“This is a tremendously important step toward conferring much-needed recognition and protection upon this site, which played such an enormously important role in the LGBTQ+ civil rights movement,” Berman said in a written statement. “We’re optimistic that it will soon join the ranks of other officially designated LGBTQ+ landmarks in our neighborhood which we fought for…”
Berman, Wicker, and others joined together at Julius’ in April of this year to mark the 56th anniversary of the sip-in. To this day, Wicker remembers walking from bar to bar as he and others sought to bring attention to the state’s discriminatory policy.
“Julius’ didn’t want to be a gay bar,” Wicker said. “In the afternoon, people in the neighborhood would stop in and have a beer and socialize, but because there was a large population of gay people in neighborhood, they had a large clientele. On the weekends, they kept an eye on how many males and females were in the bar because they didn’t want it to tip over into being all male.”

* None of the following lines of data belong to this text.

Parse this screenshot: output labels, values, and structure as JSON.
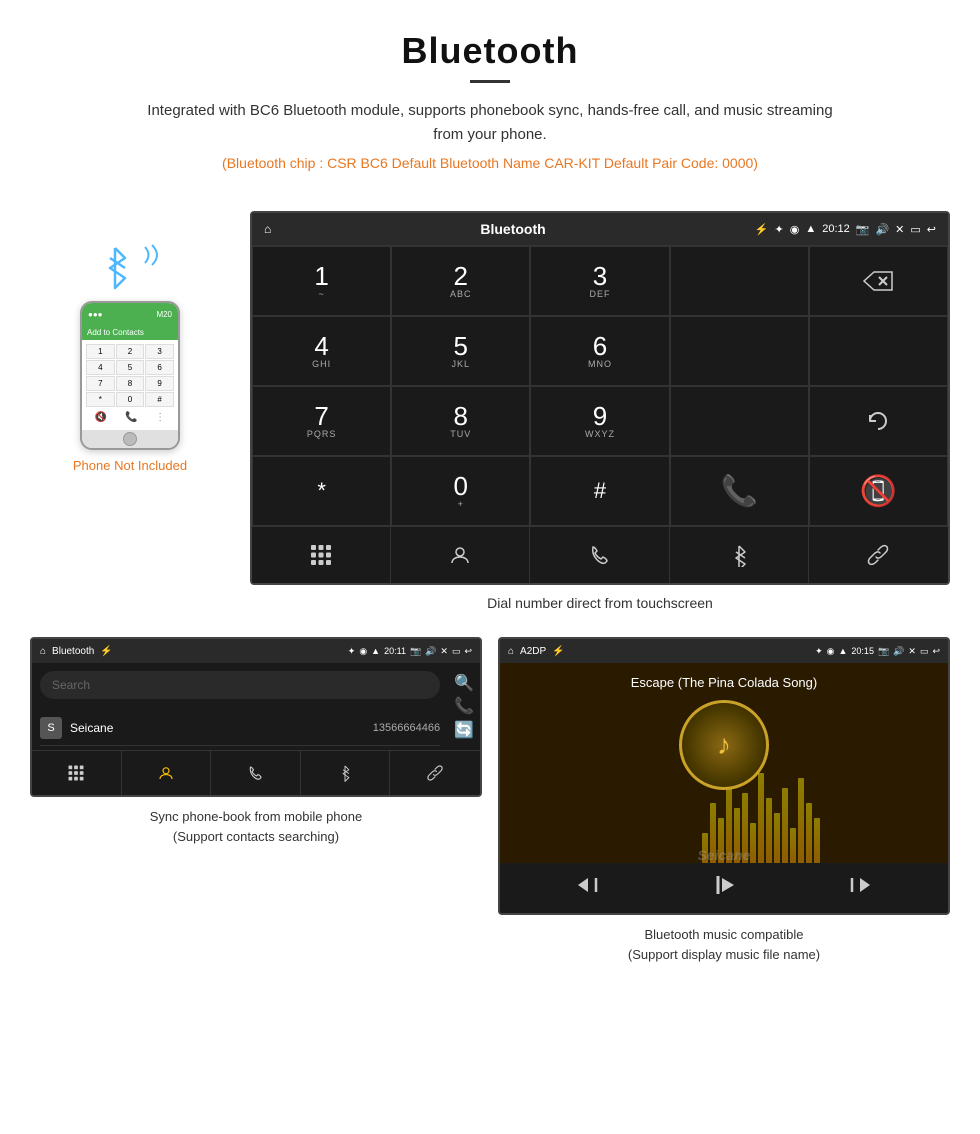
{
  "header": {
    "title": "Bluetooth",
    "description": "Integrated with BC6 Bluetooth module, supports phonebook sync, hands-free call, and music streaming from your phone.",
    "specs": "(Bluetooth chip : CSR BC6   Default Bluetooth Name CAR-KIT    Default Pair Code: 0000)"
  },
  "phone": {
    "not_included_label": "Phone Not Included",
    "add_contacts": "Add to Contacts",
    "top_bar_text": "M20",
    "keys": [
      "1",
      "2",
      "3",
      "4",
      "5",
      "6",
      "*",
      "0",
      "#"
    ]
  },
  "dial_screen": {
    "title": "Bluetooth",
    "time": "20:12",
    "caption": "Dial number direct from touchscreen",
    "keys": [
      {
        "number": "1",
        "letters": "~"
      },
      {
        "number": "2",
        "letters": "ABC"
      },
      {
        "number": "3",
        "letters": "DEF"
      },
      {
        "number": "4",
        "letters": "GHI"
      },
      {
        "number": "5",
        "letters": "JKL"
      },
      {
        "number": "6",
        "letters": "MNO"
      },
      {
        "number": "7",
        "letters": "PQRS"
      },
      {
        "number": "8",
        "letters": "TUV"
      },
      {
        "number": "9",
        "letters": "WXYZ"
      },
      {
        "number": "*",
        "letters": ""
      },
      {
        "number": "0",
        "letters": "+"
      },
      {
        "number": "#",
        "letters": ""
      }
    ]
  },
  "phonebook_screen": {
    "title": "Bluetooth",
    "time": "20:11",
    "search_placeholder": "Search",
    "entry": {
      "initial": "S",
      "name": "Seicane",
      "number": "13566664466"
    },
    "caption_line1": "Sync phone-book from mobile phone",
    "caption_line2": "(Support contacts searching)"
  },
  "a2dp_screen": {
    "title": "A2DP",
    "time": "20:15",
    "song_title": "Escape (The Pina Colada Song)",
    "eq_bars": [
      30,
      60,
      45,
      80,
      55,
      70,
      40,
      90,
      65,
      50,
      75,
      35,
      85,
      60,
      45
    ],
    "caption_line1": "Bluetooth music compatible",
    "caption_line2": "(Support display music file name)"
  },
  "colors": {
    "accent_orange": "#e87722",
    "android_bg": "#1a1a1a",
    "android_statusbar": "#2a2a2a",
    "call_green": "#4caf50",
    "end_red": "#f44336",
    "bluetooth_blue": "#4db8ff"
  }
}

While other bars were willing to look the other way and serve the men regardless of the liquor law, Julius’ was on edge after one man was recently entrapped and arrested prior to the sip-in.
“[Julius’] got notice that the liquor license could be revoked if you got another incident like this, so that was the reason they really refused us,” Wicker added. “Because the police department could do this so they could start getting payoffs from Julius’. The precinct was very corrupt in that way.”
The rise of public-facing gay bars, Wicker said, helped spark further advances for LGBTQ rights and even drew the attention of political figures who started to realize the voting power of queer people in the area.
“Politicians started going to those bars seeking votes,” Wicker said.
Berman welcomed the LPC’s vote to consider the building, but he also emphasized that such designations are also needed for other places that hold significance in LGBTQ history.
“We hope the LPC will also take some not just symbolic actions to landmark LGBTQ+ historic sites currently entirely lacking in protection, which could actually be lost or compromised in some way,” he said, pointing to a list of sites rich with LGBTQ history. Those locations include spots like 55 Fifth Avenue, which was home to Columbia Photograph Recording Studios and OKeh Phonograph Recording Studios and brought in notable LGBTQ performers such as Blues singer Bessie Smith; 86 University Place, which was the site of a popular lesbian bar called “The Bag” and attracted customers such as Audre Lorde; and St. Ann’s Church at 120 East 12th Street, which hosted a funeral mass for trans performer Jackie Curtis in 1985.
The LGBTQ spots already landmarked by the city include the Stonewall Inn, which was landmarked in 2015, as well as six more sites that were designated as landmarks in 2019 — the year New York City hosted WorldPride: Caffe Cino at 31 Cornelia Street, the LGBT Community Center at 208 West 13th Street, the Gay Activists Alliance Firehouse at 99 Wooster Street, James Baldwin’s residence at 137 West 71st Street, the Women’s Liberation Center at 243 West 20th Street, and Audre Lorde’s residence at 207 St. Paul’s Avenue on Staten Island.
“LGBTQ+ and civil rights history like that which is embodied in Julius’ Bar are essential elements of our collective story, and it’s critical that they not be forgotten or erased,” Berman added. “We’re very fortunate that Greenwich Village is so rich in these threads of our history, and we’re committed to ensuring they are recognized and preserved, for everyone’s benefit.”